At New York’s PDT (13 St. Marks Pl.; 212.614.0386), renowned for its well-crafted, classic cocktails, owner Jim Meehan incorporates at least one wine cocktail into the menu each season, and he reaches for bottles that haven’t spent time in new wood. “Oak is not a flavor profile I’m looking to showcase in my cocktails,” he explains. His potent Against All Odds Cocktail combines Bushmills Irish Whiskey, Rothman & Winter Apricot Liqueur and Clement Créole Schrubb with Chardonnay. Drinks like these tend to have a smaller niche than more fruit-forward options, like the Riesling- and pear brandy-based Falling Leaves, a concoction by another Manhattan-based cocktail master, Audrey Saunders.

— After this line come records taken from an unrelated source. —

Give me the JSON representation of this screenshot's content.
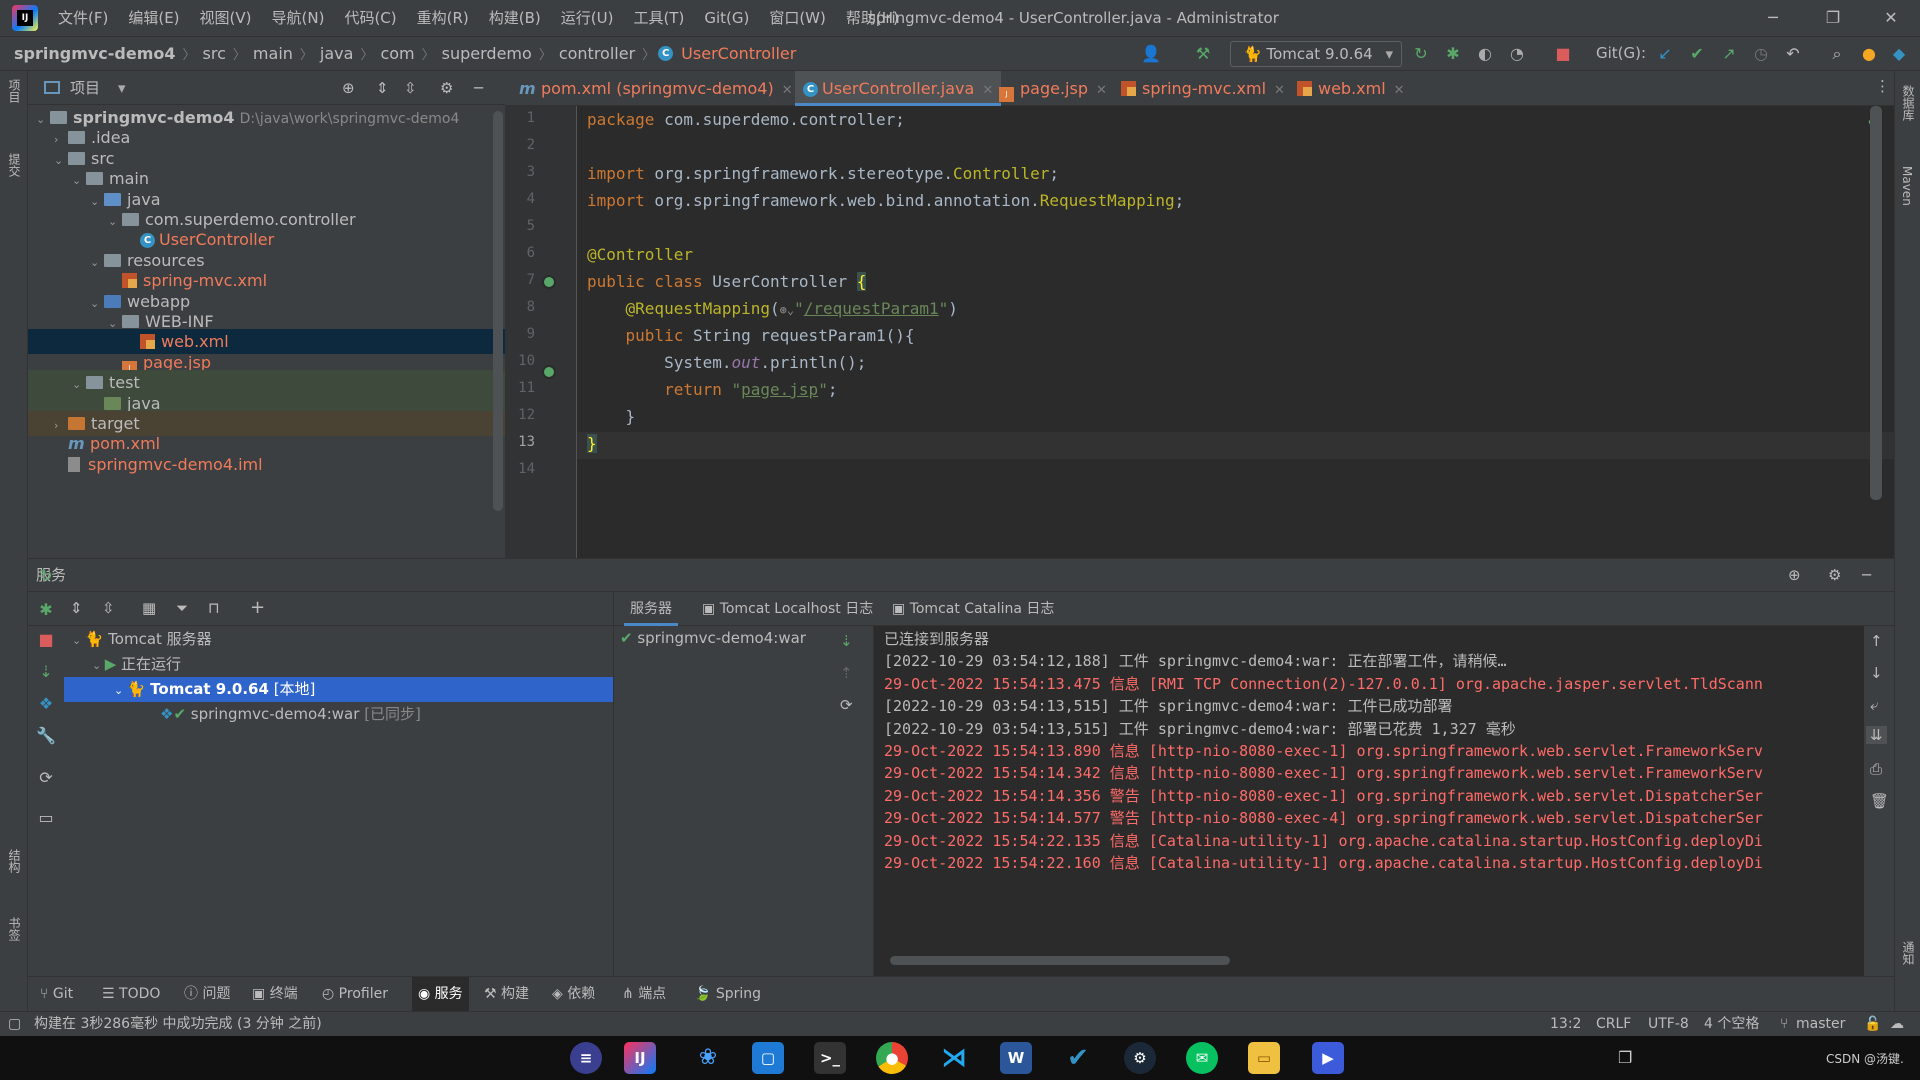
{
  "menubar": {
    "items": [
      "文件(F)",
      "编辑(E)",
      "视图(V)",
      "导航(N)",
      "代码(C)",
      "重构(R)",
      "构建(B)",
      "运行(U)",
      "工具(T)",
      "Git(G)",
      "窗口(W)",
      "帮助(H)"
    ],
    "window_title": "springmvc-demo4 - UserController.java - Administrator",
    "minimize": "─",
    "restore": "❐",
    "close": "✕"
  },
  "breadcrumb": {
    "items": [
      "springmvc-demo4",
      "src",
      "main",
      "java",
      "com",
      "superdemo",
      "controller"
    ],
    "current": "UserController",
    "sep": "〉"
  },
  "toolbar": {
    "run_config": "Tomcat 9.0.64",
    "git_label": "Git(G):"
  },
  "left_stripe": {
    "project": "项目",
    "commit": "提交",
    "structure": "结构",
    "bookmarks": "书签"
  },
  "right_stripe": {
    "database": "数据库",
    "maven": "Maven",
    "notifications": "通知"
  },
  "project": {
    "title": "项目",
    "tree": [
      {
        "label": "springmvc-demo4",
        "extra": "D:\\java\\work\\springmvc-demo4",
        "indent": 0,
        "arrow": "⌄",
        "icon": "folder",
        "bold": true
      },
      {
        "label": ".idea",
        "indent": 1,
        "arrow": "›",
        "icon": "folder"
      },
      {
        "label": "src",
        "indent": 1,
        "arrow": "⌄",
        "icon": "folder"
      },
      {
        "label": "main",
        "indent": 2,
        "arrow": "⌄",
        "icon": "folder"
      },
      {
        "label": "java",
        "indent": 3,
        "arrow": "⌄",
        "icon": "folder-src"
      },
      {
        "label": "com.superdemo.controller",
        "indent": 4,
        "arrow": "⌄",
        "icon": "package"
      },
      {
        "label": "UserController",
        "indent": 5,
        "arrow": "",
        "icon": "class",
        "color": "#f07b5b"
      },
      {
        "label": "resources",
        "indent": 3,
        "arrow": "⌄",
        "icon": "folder-res"
      },
      {
        "label": "spring-mvc.xml",
        "indent": 4,
        "arrow": "",
        "icon": "xml",
        "color": "#f07b5b"
      },
      {
        "label": "webapp",
        "indent": 3,
        "arrow": "⌄",
        "icon": "folder-web"
      },
      {
        "label": "WEB-INF",
        "indent": 4,
        "arrow": "⌄",
        "icon": "folder"
      },
      {
        "label": "web.xml",
        "indent": 5,
        "arrow": "",
        "icon": "xml",
        "color": "#f07b5b",
        "selected": true
      },
      {
        "label": "page.jsp",
        "indent": 4,
        "arrow": "",
        "icon": "jsp",
        "color": "#f07b5b"
      },
      {
        "label": "test",
        "indent": 2,
        "arrow": "⌄",
        "icon": "folder",
        "bg": "#3d4a3c"
      },
      {
        "label": "java",
        "indent": 3,
        "arrow": "",
        "icon": "folder-test",
        "bg": "#3d4a3c"
      },
      {
        "label": "target",
        "indent": 1,
        "arrow": "›",
        "icon": "folder-target",
        "bg": "#4a4233"
      },
      {
        "label": "pom.xml",
        "indent": 1,
        "arrow": "",
        "icon": "maven",
        "color": "#f07b5b"
      },
      {
        "label": "springmvc-demo4.iml",
        "indent": 1,
        "arrow": "",
        "icon": "iml",
        "color": "#f07b5b"
      }
    ]
  },
  "tabs": [
    {
      "label": "pom.xml (springmvc-demo4)",
      "icon": "maven",
      "color": "#f07b5b"
    },
    {
      "label": "UserController.java",
      "icon": "class",
      "color": "#f07b5b",
      "active": true
    },
    {
      "label": "page.jsp",
      "icon": "jsp",
      "color": "#f07b5b"
    },
    {
      "label": "spring-mvc.xml",
      "icon": "xml",
      "color": "#f07b5b"
    },
    {
      "label": "web.xml",
      "icon": "xml",
      "color": "#f07b5b"
    }
  ],
  "editor": {
    "line_numbers": [
      "1",
      "2",
      "3",
      "4",
      "5",
      "6",
      "7",
      "8",
      "9",
      "10",
      "11",
      "12",
      "13",
      "14"
    ],
    "l1_kw": "package",
    "l1_rest": " com.superdemo.controller;",
    "l3_kw": "import",
    "l3_pkg": " org.springframework.stereotype.",
    "l3_ann": "Controller",
    "l3_end": ";",
    "l4_kw": "import",
    "l4_pkg": " org.springframework.web.bind.annotation.",
    "l4_ann": "RequestMapping",
    "l4_end": ";",
    "l6": "@Controller",
    "l7_kw": "public class",
    "l7_name": " UserController ",
    "l7_brace": "{",
    "l8_ann": "@RequestMapping",
    "l8_open": "(",
    "l8_icon": "⊛⌄",
    "l8_q1": "\"",
    "l8_link": "/requestParam1",
    "l8_q2": "\"",
    "l8_close": ")",
    "l9_kw": "public",
    "l9_rest": " String requestParam1(){",
    "l10_a": "System.",
    "l10_out": "out",
    "l10_b": ".println();",
    "l11_kw": "return",
    "l11_q1": " \"",
    "l11_link": "page.jsp",
    "l11_q2": "\"",
    "l11_end": ";",
    "l12": "}",
    "l13": "}"
  },
  "services": {
    "title": "服务",
    "tree": {
      "root": "Tomcat 服务器",
      "running": "正在运行",
      "server": "Tomcat 9.0.64",
      "server_tag": "[本地]",
      "artifact": "springmvc-demo4:war",
      "artifact_tag": "[已同步]"
    },
    "tabs": [
      "服务器",
      "Tomcat Localhost 日志",
      "Tomcat Catalina 日志"
    ],
    "deployment": "springmvc-demo4:war",
    "console": [
      {
        "text": "已连接到服务器",
        "level": "white"
      },
      {
        "text": "[2022-10-29 03:54:12,188] 工件 springmvc-demo4:war: 正在部署工件，请稍候…",
        "level": "white"
      },
      {
        "text": "29-Oct-2022 15:54:13.475 信息 [RMI TCP Connection(2)-127.0.0.1] org.apache.jasper.servlet.TldScann",
        "level": "red"
      },
      {
        "text": "[2022-10-29 03:54:13,515] 工件 springmvc-demo4:war: 工件已成功部署",
        "level": "white"
      },
      {
        "text": "[2022-10-29 03:54:13,515] 工件 springmvc-demo4:war: 部署已花费 1,327 毫秒",
        "level": "white"
      },
      {
        "text": "29-Oct-2022 15:54:13.890 信息 [http-nio-8080-exec-1] org.springframework.web.servlet.FrameworkServ",
        "level": "red"
      },
      {
        "text": "29-Oct-2022 15:54:14.342 信息 [http-nio-8080-exec-1] org.springframework.web.servlet.FrameworkServ",
        "level": "red"
      },
      {
        "text": "29-Oct-2022 15:54:14.356 警告 [http-nio-8080-exec-1] org.springframework.web.servlet.DispatcherSer",
        "level": "red"
      },
      {
        "text": "29-Oct-2022 15:54:14.577 警告 [http-nio-8080-exec-4] org.springframework.web.servlet.DispatcherSer",
        "level": "red"
      },
      {
        "text": "29-Oct-2022 15:54:22.135 信息 [Catalina-utility-1] org.apache.catalina.startup.HostConfig.deployDi",
        "level": "red"
      },
      {
        "text": "29-Oct-2022 15:54:22.160 信息 [Catalina-utility-1] org.apache.catalina.startup.HostConfig.deployDi",
        "level": "red"
      }
    ]
  },
  "bottom_tools": [
    {
      "label": "Git",
      "icon": "git-icon"
    },
    {
      "label": "TODO",
      "icon": "todo-icon"
    },
    {
      "label": "问题",
      "icon": "problems-icon"
    },
    {
      "label": "终端",
      "icon": "terminal-icon"
    },
    {
      "label": "Profiler",
      "icon": "profiler-icon"
    },
    {
      "label": "服务",
      "icon": "services-icon",
      "active": true
    },
    {
      "label": "构建",
      "icon": "build-icon"
    },
    {
      "label": "依赖",
      "icon": "dependencies-icon"
    },
    {
      "label": "端点",
      "icon": "endpoints-icon"
    },
    {
      "label": "Spring",
      "icon": "spring-icon"
    }
  ],
  "status": {
    "message": "构建在 3秒286毫秒 中成功完成 (3 分钟 之前)",
    "position": "13:2",
    "line_sep": "CRLF",
    "encoding": "UTF-8",
    "indent": "4 个空格",
    "branch": "master"
  },
  "taskbar": {
    "watermark": "CSDN @汤键."
  }
}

Easter Egg Hunt
Courtesy of Bradley Dawson, Belly Timber, Portland, OR
3 oz. Spanish Verdejo
1 oz. Hendricks or 12 Bridges Gin

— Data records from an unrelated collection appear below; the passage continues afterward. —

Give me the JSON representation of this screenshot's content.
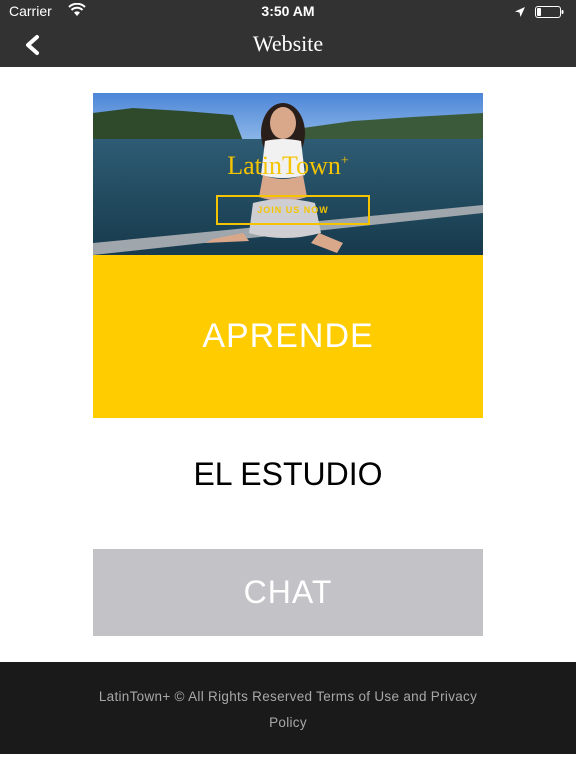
{
  "status_bar": {
    "carrier": "Carrier",
    "time": "3:50 AM",
    "icons": [
      "wifi-icon",
      "location-icon",
      "battery-icon"
    ]
  },
  "nav": {
    "title": "Website",
    "back_icon": "chevron-left-icon"
  },
  "banner": {
    "logo_text": "LatinTown",
    "logo_superscript": "+",
    "join_label": "JOIN US NOW"
  },
  "main": {
    "aprende_label": "APRENDE",
    "estudio_label": "EL ESTUDIO",
    "chat_label": "CHAT"
  },
  "footer": {
    "text": "LatinTown+ © All Rights Reserved Terms of Use and Privacy Policy"
  },
  "colors": {
    "bar_background": "#323232",
    "aprende_background": "#ffcc00",
    "chat_background": "#c3c2c7",
    "footer_background": "#1a1a1a",
    "logo_gold": "#f4c400"
  }
}
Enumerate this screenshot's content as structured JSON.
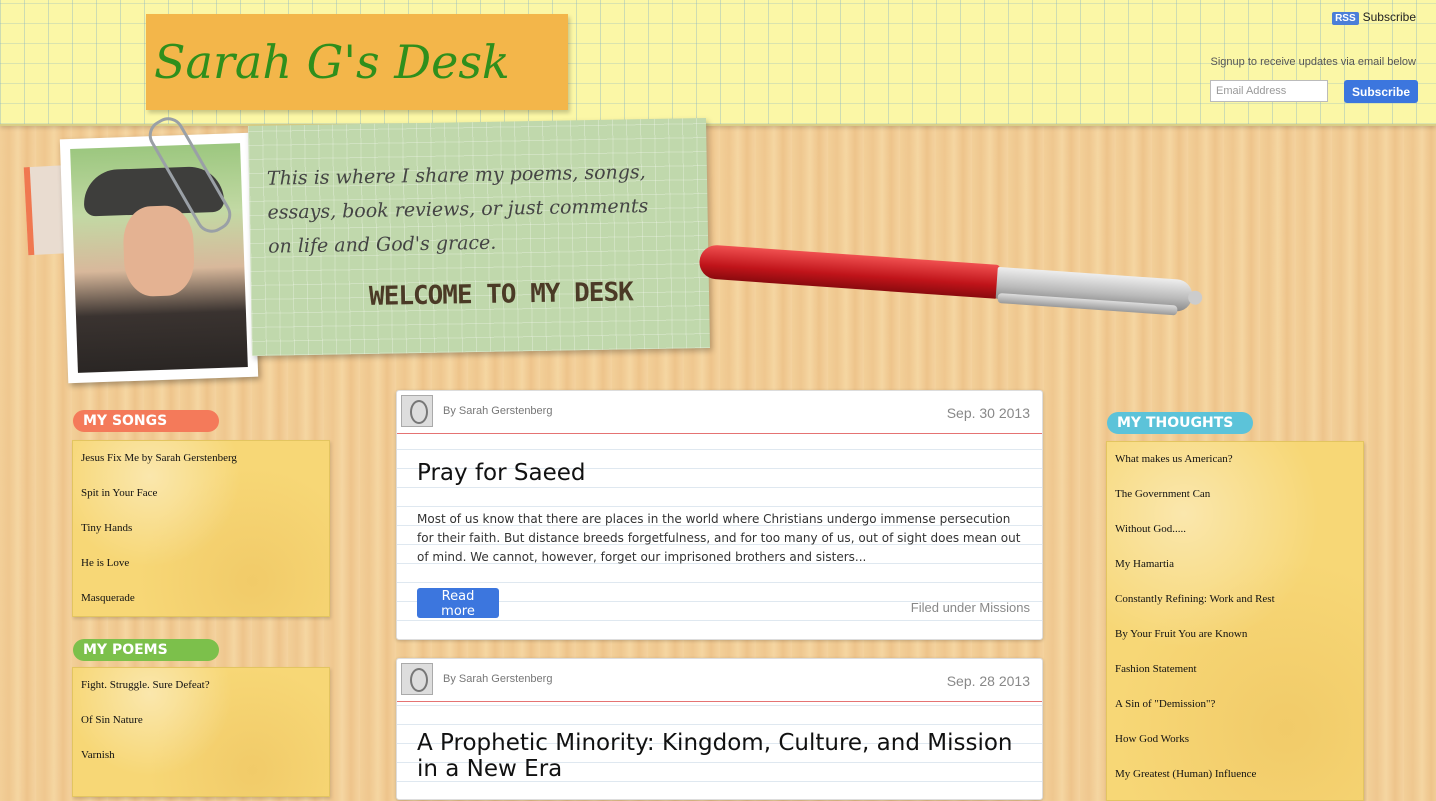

½ oz. Simple syrup
1 dash of Angostura Bitters
Lemon twist for garnish.
Stir gently in large flute or trumpet glass. Serve with a large lemon twist.
Courtesy of Robert Heugel, Anvil Bar & Refuge, Houston, TX
1½ oz. Bourbon
1 oz. rosé
¾ oz. Lemon juice
½ oz. Cabernet Sauvignon simple syrup (reduce equal parts Cabernet Sauvignon and sugar with cinnamon sticks.)
Lemon wedge and cinnamon stick (for garnish)
Shake all ingredients with ice and strain into an ice-filled Collins glass. Top with club soda, and garnish with a lemon wedge and cinnamon stick.
Kelly Magyarics is a wine and spirit writer, and wine educator, in the Washington, D.C. area. She can be reached through her website, http://trywine.net/.